◆ Record excerpts

----------------

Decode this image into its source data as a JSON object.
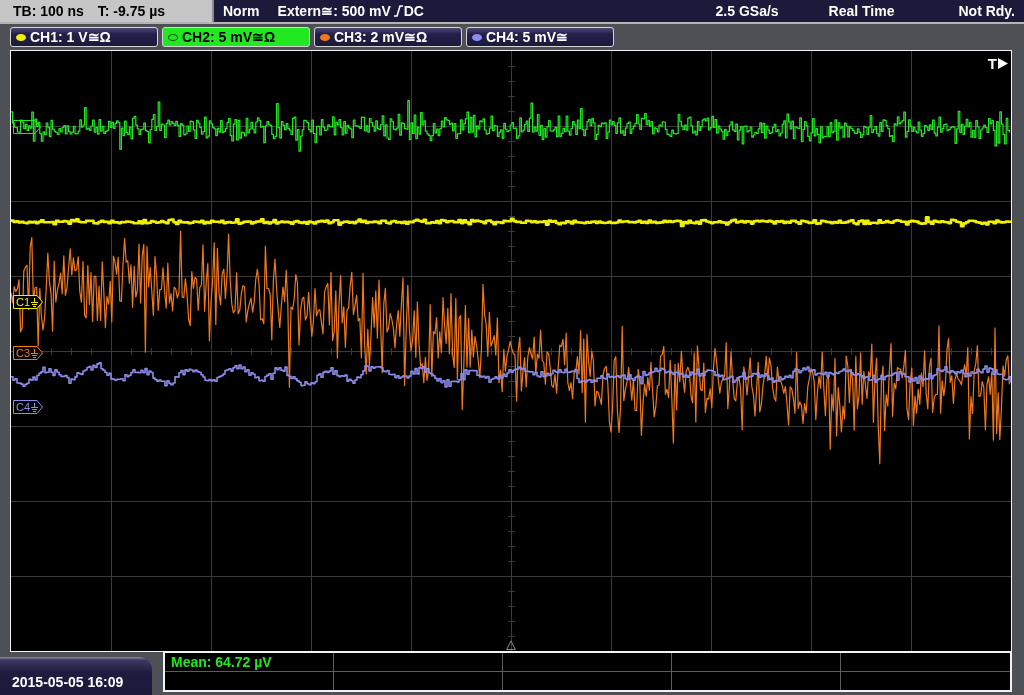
{
  "header": {
    "timebase": "TB: 100 ns",
    "trigger_time": "T: -9.75 µs",
    "trigger_mode": "Norm",
    "trigger_source": "Extern≅: 500 mV",
    "trigger_coupling": "DC",
    "sample_rate": "2.5 GSa/s",
    "acquisition_mode": "Real Time",
    "status": "Not Rdy."
  },
  "channels": [
    {
      "label": "CH1: 1 V≅Ω",
      "color": "#f0f000",
      "selected": false,
      "marker": "C1"
    },
    {
      "label": "CH2: 5 mV≅Ω",
      "color": "#22e822",
      "selected": true
    },
    {
      "label": "CH3: 2 mV≅Ω",
      "color": "#f07820",
      "selected": false,
      "marker": "C3"
    },
    {
      "label": "CH4: 5 mV≅",
      "color": "#8c8cec",
      "selected": false,
      "marker": "C4"
    }
  ],
  "display": {
    "trigger_label": "T"
  },
  "measurements": [
    {
      "text": "Mean: 64.72 µV"
    }
  ],
  "footer": {
    "datetime": "2015-05-05 16:09"
  }
}
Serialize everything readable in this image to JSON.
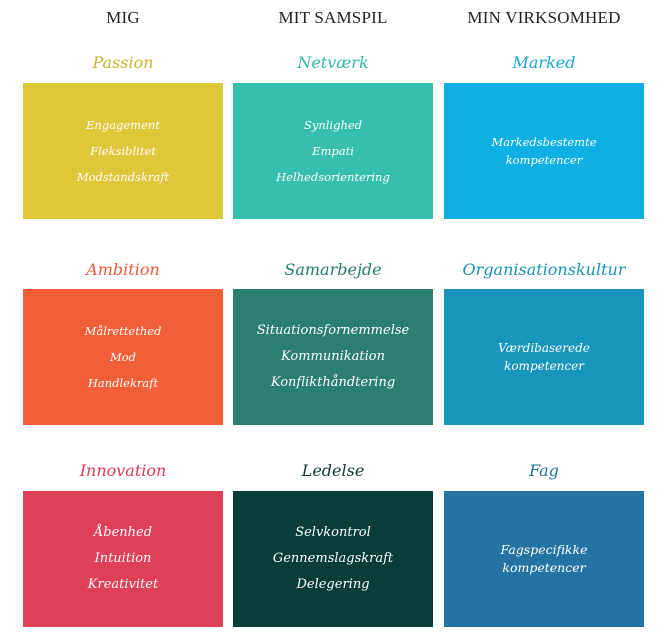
{
  "columns": [
    {
      "header": "MIG",
      "color": "#222222"
    },
    {
      "header": "MIT SAMSPIL",
      "color": "#222222"
    },
    {
      "header": "MIN VIRKSOMHED",
      "color": "#222222"
    }
  ],
  "cells": [
    [
      {
        "title": "Passion",
        "title_color": "#c9b429",
        "bg": "#dfc73a",
        "items": [
          "Engagement",
          "Fleksiblitet",
          "Modstandskraft"
        ]
      },
      {
        "title": "Netværk",
        "title_color": "#2fb9a9",
        "bg": "#36bfae",
        "items": [
          "Synlighed",
          "Empati",
          "Helhedsorientering"
        ]
      },
      {
        "title": "Marked",
        "title_color": "#1aa6d6",
        "bg": "#0eb0e3",
        "items": [
          "Markedsbestemte",
          "kompetencer"
        ]
      }
    ],
    [
      {
        "title": "Ambition",
        "title_color": "#ec5a36",
        "bg": "#f05f37",
        "items": [
          "Målrettethed",
          "Mod",
          "Handlekraft"
        ]
      },
      {
        "title": "Samarbejde",
        "title_color": "#267a6c",
        "bg": "#2b7f71",
        "items": [
          "Situationsfornemmelse",
          "Kommunikation",
          "Konflikthåndtering"
        ]
      },
      {
        "title": "Organisationskultur",
        "title_color": "#1890b8",
        "bg": "#1795bb",
        "items": [
          "Værdibaserede",
          "kompetencer"
        ]
      }
    ],
    [
      {
        "title": "Innovation",
        "title_color": "#dc3c55",
        "bg": "#dd4057",
        "items": [
          "Åbenhed",
          "Intuition",
          "Kreativitet"
        ]
      },
      {
        "title": "Ledelse",
        "title_color": "#0d3a36",
        "bg": "#083d38",
        "items": [
          "Selvkontrol",
          "Gennemslagskraft",
          "Delegering"
        ]
      },
      {
        "title": "Fag",
        "title_color": "#1e6fa0",
        "bg": "#2473a3",
        "items": [
          "Fagspecifikke",
          "kompetencer"
        ]
      }
    ]
  ]
}
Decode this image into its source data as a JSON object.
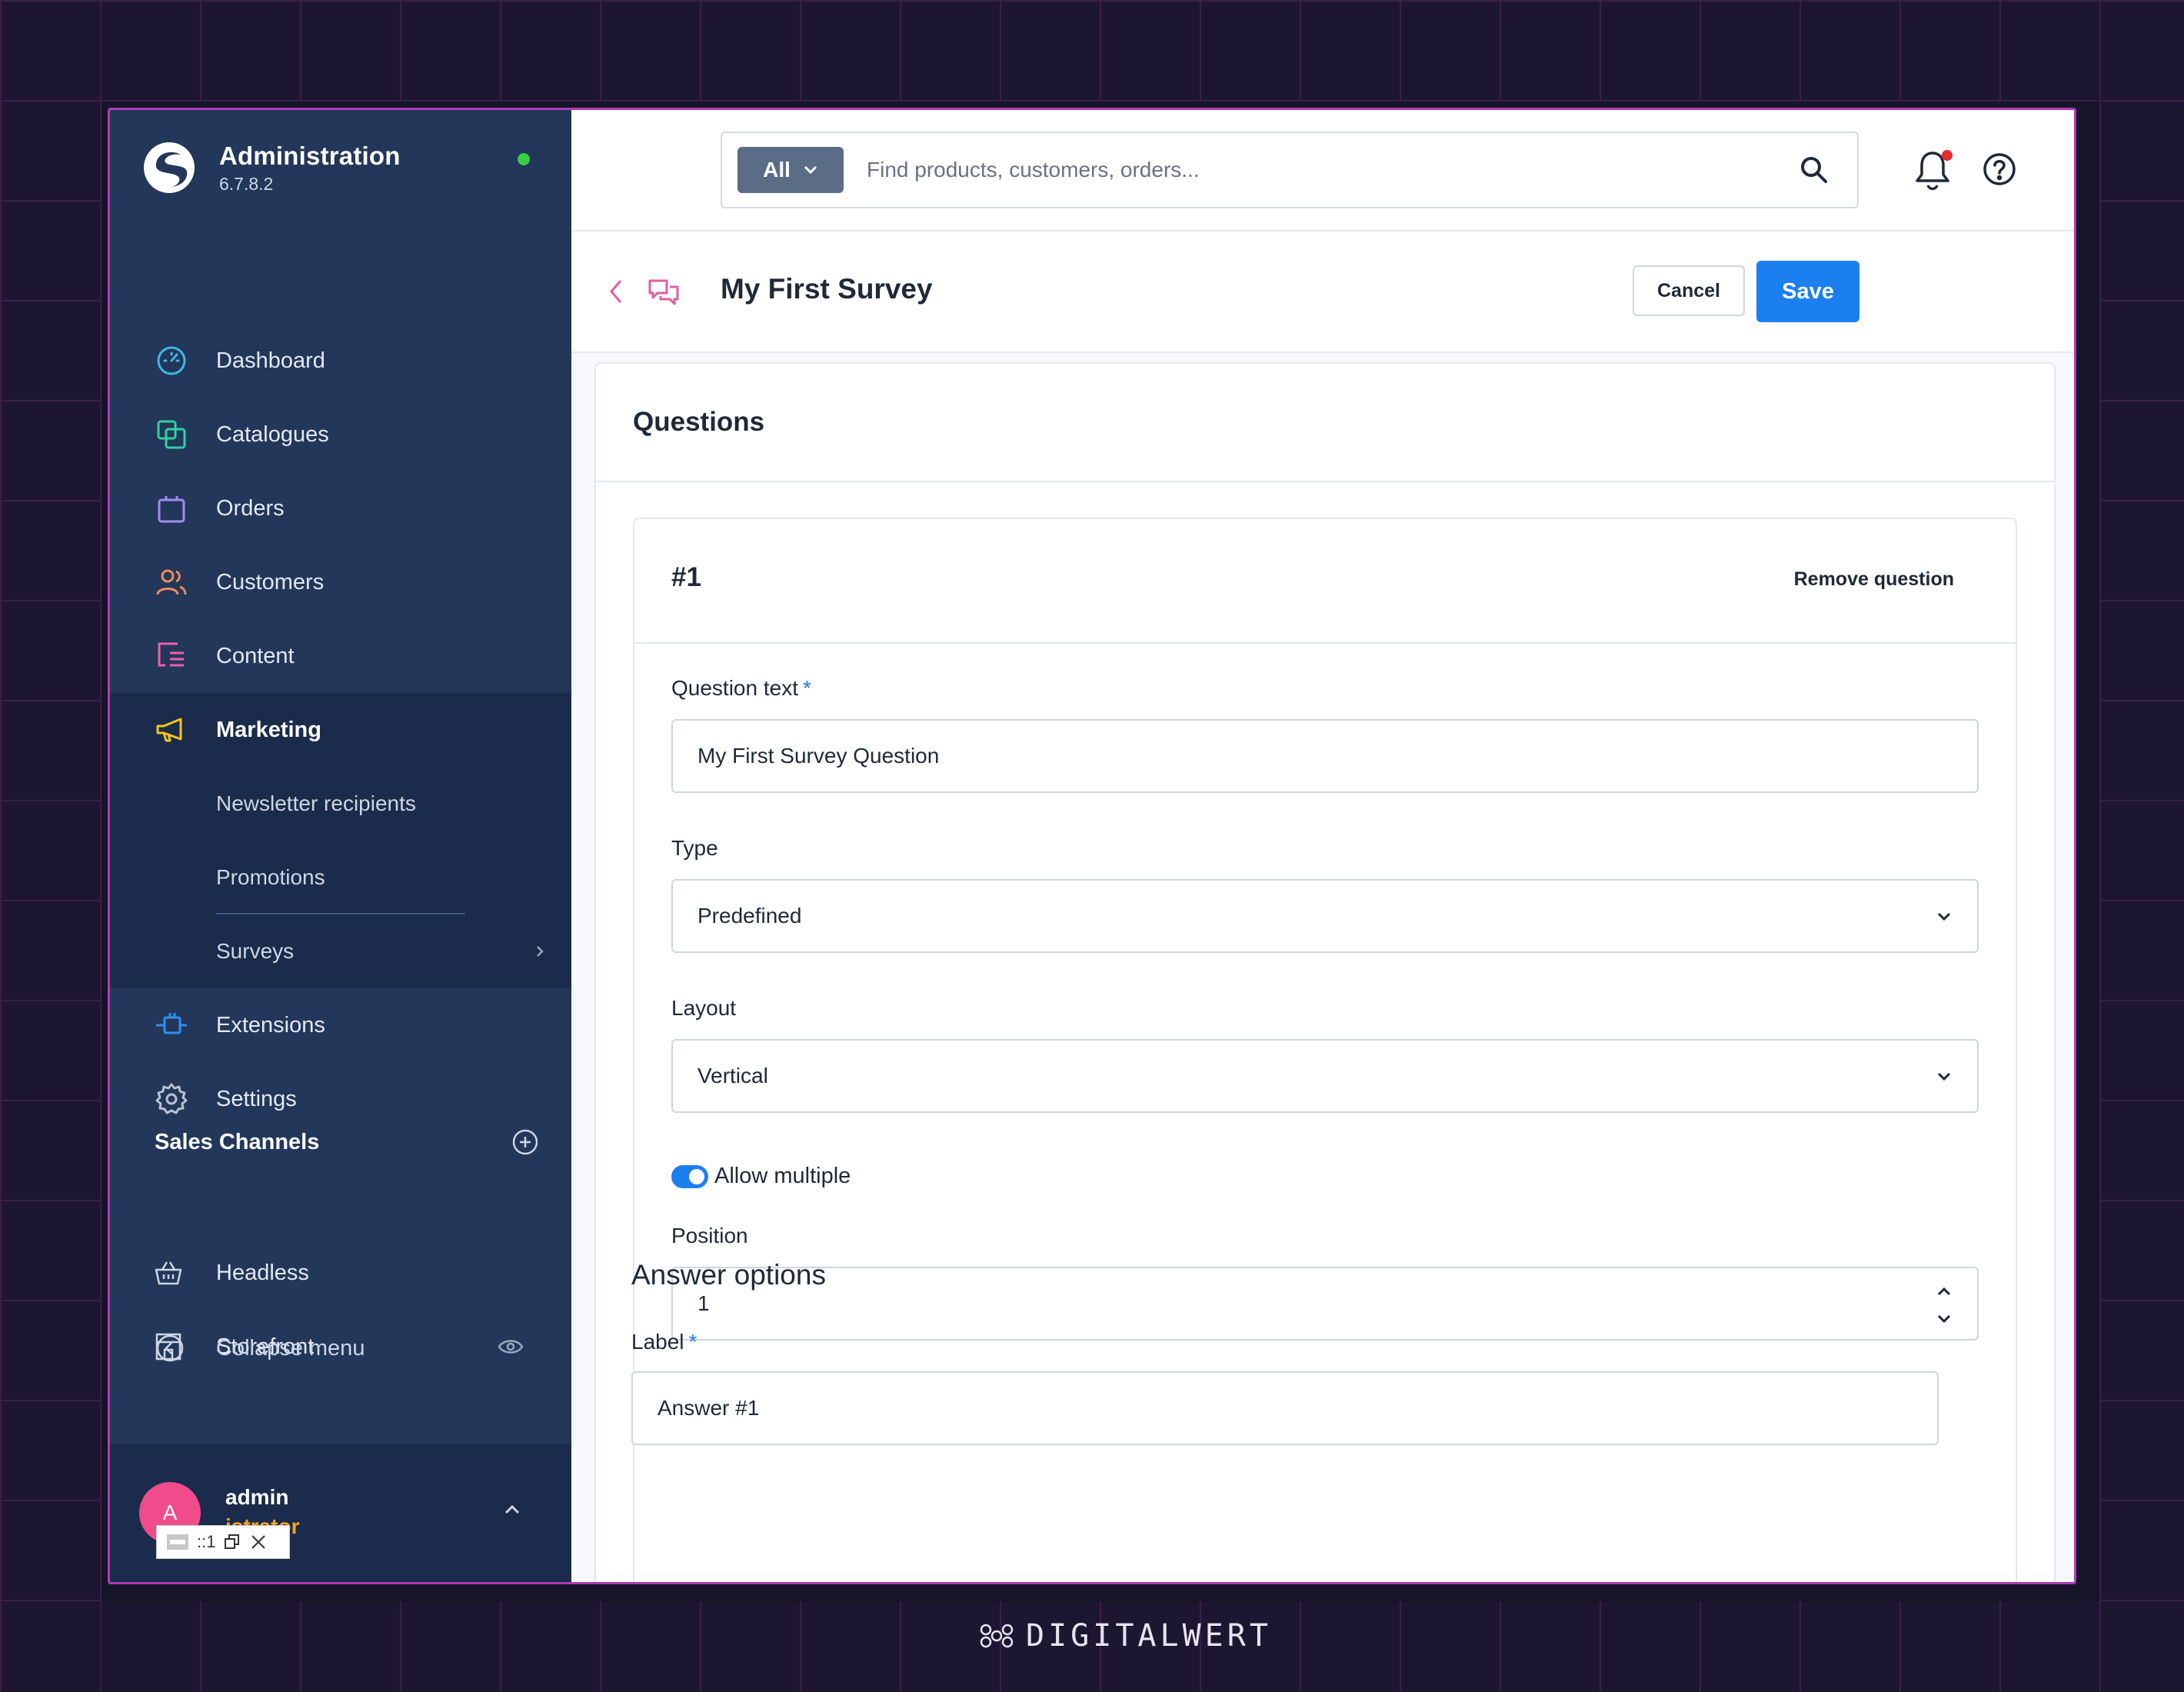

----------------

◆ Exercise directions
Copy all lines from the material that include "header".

◆ Exercise result
  "header": {
      "header": "MIG",
      "header": "MIT SAMSPIL",
      "header": "MIN VIRKSOMHED",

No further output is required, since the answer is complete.